#### Records shown ####

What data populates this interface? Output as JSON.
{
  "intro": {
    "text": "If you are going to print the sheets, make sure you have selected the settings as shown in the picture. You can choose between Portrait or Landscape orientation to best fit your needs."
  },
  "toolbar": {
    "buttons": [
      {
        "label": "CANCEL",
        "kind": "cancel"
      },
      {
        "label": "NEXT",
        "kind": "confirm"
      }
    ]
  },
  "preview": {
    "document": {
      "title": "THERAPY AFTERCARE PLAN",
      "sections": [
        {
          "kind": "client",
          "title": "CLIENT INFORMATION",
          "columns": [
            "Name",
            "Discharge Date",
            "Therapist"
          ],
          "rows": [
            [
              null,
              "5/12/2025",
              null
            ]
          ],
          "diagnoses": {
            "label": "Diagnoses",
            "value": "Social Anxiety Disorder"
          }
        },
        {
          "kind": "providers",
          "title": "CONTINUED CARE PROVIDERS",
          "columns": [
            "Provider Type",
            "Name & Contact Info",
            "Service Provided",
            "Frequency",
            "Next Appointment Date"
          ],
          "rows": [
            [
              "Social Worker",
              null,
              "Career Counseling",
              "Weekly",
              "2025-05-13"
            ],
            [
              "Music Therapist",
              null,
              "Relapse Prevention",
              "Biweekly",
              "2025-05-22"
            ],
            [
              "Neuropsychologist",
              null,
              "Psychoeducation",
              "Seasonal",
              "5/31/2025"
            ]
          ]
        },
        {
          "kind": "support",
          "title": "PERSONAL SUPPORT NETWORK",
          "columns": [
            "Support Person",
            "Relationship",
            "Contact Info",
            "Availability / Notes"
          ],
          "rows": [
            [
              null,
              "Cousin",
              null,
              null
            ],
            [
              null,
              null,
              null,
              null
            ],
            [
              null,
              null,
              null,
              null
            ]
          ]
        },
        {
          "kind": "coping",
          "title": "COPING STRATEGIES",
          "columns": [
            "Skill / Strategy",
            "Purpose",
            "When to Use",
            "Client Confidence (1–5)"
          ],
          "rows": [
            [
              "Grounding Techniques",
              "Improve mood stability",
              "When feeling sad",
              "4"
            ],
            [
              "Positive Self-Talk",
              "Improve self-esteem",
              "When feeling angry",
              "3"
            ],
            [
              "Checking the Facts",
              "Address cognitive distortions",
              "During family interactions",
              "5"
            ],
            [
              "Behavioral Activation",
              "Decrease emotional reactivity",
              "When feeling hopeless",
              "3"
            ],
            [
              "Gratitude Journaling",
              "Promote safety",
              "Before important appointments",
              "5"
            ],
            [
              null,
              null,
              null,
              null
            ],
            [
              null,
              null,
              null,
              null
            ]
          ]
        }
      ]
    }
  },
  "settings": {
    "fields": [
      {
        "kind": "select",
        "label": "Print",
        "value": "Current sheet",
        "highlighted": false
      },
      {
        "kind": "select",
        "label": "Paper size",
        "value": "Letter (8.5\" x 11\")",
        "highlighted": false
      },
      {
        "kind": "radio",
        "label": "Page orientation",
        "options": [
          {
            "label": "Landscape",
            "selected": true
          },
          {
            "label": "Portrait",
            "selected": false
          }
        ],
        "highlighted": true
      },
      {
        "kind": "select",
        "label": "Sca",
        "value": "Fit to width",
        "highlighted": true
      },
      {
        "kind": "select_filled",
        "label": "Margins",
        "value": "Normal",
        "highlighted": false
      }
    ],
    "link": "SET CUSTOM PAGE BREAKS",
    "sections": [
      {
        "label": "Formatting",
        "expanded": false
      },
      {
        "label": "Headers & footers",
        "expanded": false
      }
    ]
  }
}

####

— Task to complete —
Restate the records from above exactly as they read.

— Exercise solution —
What data populates this interface? Output as JSON.
{
  "intro": {
    "text": "If you are going to print the sheets, make sure you have selected the settings as shown in the picture. You can choose between Portrait or Landscape orientation to best fit your needs."
  },
  "toolbar": {
    "buttons": [
      {
        "label": "CANCEL",
        "kind": "cancel"
      },
      {
        "label": "NEXT",
        "kind": "confirm"
      }
    ]
  },
  "preview": {
    "document": {
      "title": "THERAPY AFTERCARE PLAN",
      "sections": [
        {
          "kind": "client",
          "title": "CLIENT INFORMATION",
          "columns": [
            "Name",
            "Discharge Date",
            "Therapist"
          ],
          "rows": [
            [
              null,
              "5/12/2025",
              null
            ]
          ],
          "diagnoses": {
            "label": "Diagnoses",
            "value": "Social Anxiety Disorder"
          }
        },
        {
          "kind": "providers",
          "title": "CONTINUED CARE PROVIDERS",
          "columns": [
            "Provider Type",
            "Name & Contact Info",
            "Service Provided",
            "Frequency",
            "Next Appointment Date"
          ],
          "rows": [
            [
              "Social Worker",
              null,
              "Career Counseling",
              "Weekly",
              "2025-05-13"
            ],
            [
              "Music Therapist",
              null,
              "Relapse Prevention",
              "Biweekly",
              "2025-05-22"
            ],
            [
              "Neuropsychologist",
              null,
              "Psychoeducation",
              "Seasonal",
              "5/31/2025"
            ]
          ]
        },
        {
          "kind": "support",
          "title": "PERSONAL SUPPORT NETWORK",
          "columns": [
            "Support Person",
            "Relationship",
            "Contact Info",
            "Availability / Notes"
          ],
          "rows": [
            [
              null,
              "Cousin",
              null,
              null
            ],
            [
              null,
              null,
              null,
              null
            ],
            [
              null,
              null,
              null,
              null
            ]
          ]
        },
        {
          "kind": "coping",
          "title": "COPING STRATEGIES",
          "columns": [
            "Skill / Strategy",
            "Purpose",
            "When to Use",
            "Client Confidence (1–5)"
          ],
          "rows": [
            [
              "Grounding Techniques",
              "Improve mood stability",
              "When feeling sad",
              "4"
            ],
            [
              "Positive Self-Talk",
              "Improve self-esteem",
              "When feeling angry",
              "3"
            ],
            [
              "Checking the Facts",
              "Address cognitive distortions",
              "During family interactions",
              "5"
            ],
            [
              "Behavioral Activation",
              "Decrease emotional reactivity",
              "When feeling hopeless",
              "3"
            ],
            [
              "Gratitude Journaling",
              "Promote safety",
              "Before important appointments",
              "5"
            ],
            [
              null,
              null,
              null,
              null
            ],
            [
              null,
              null,
              null,
              null
            ]
          ]
        }
      ]
    }
  },
  "settings": {
    "fields": [
      {
        "kind": "select",
        "label": "Print",
        "value": "Current sheet",
        "highlighted": false
      },
      {
        "kind": "select",
        "label": "Paper size",
        "value": "Letter (8.5\" x 11\")",
        "highlighted": false
      },
      {
        "kind": "radio",
        "label": "Page orientation",
        "options": [
          {
            "label": "Landscape",
            "selected": true
          },
          {
            "label": "Portrait",
            "selected": false
          }
        ],
        "highlighted": true
      },
      {
        "kind": "select",
        "label": "Sca",
        "value": "Fit to width",
        "highlighted": true
      },
      {
        "kind": "select_filled",
        "label": "Margins",
        "value": "Normal",
        "highlighted": false
      }
    ],
    "link": "SET CUSTOM PAGE BREAKS",
    "sections": [
      {
        "label": "Formatting",
        "expanded": false
      },
      {
        "label": "Headers & footers",
        "expanded": false
      }
    ]
  }
}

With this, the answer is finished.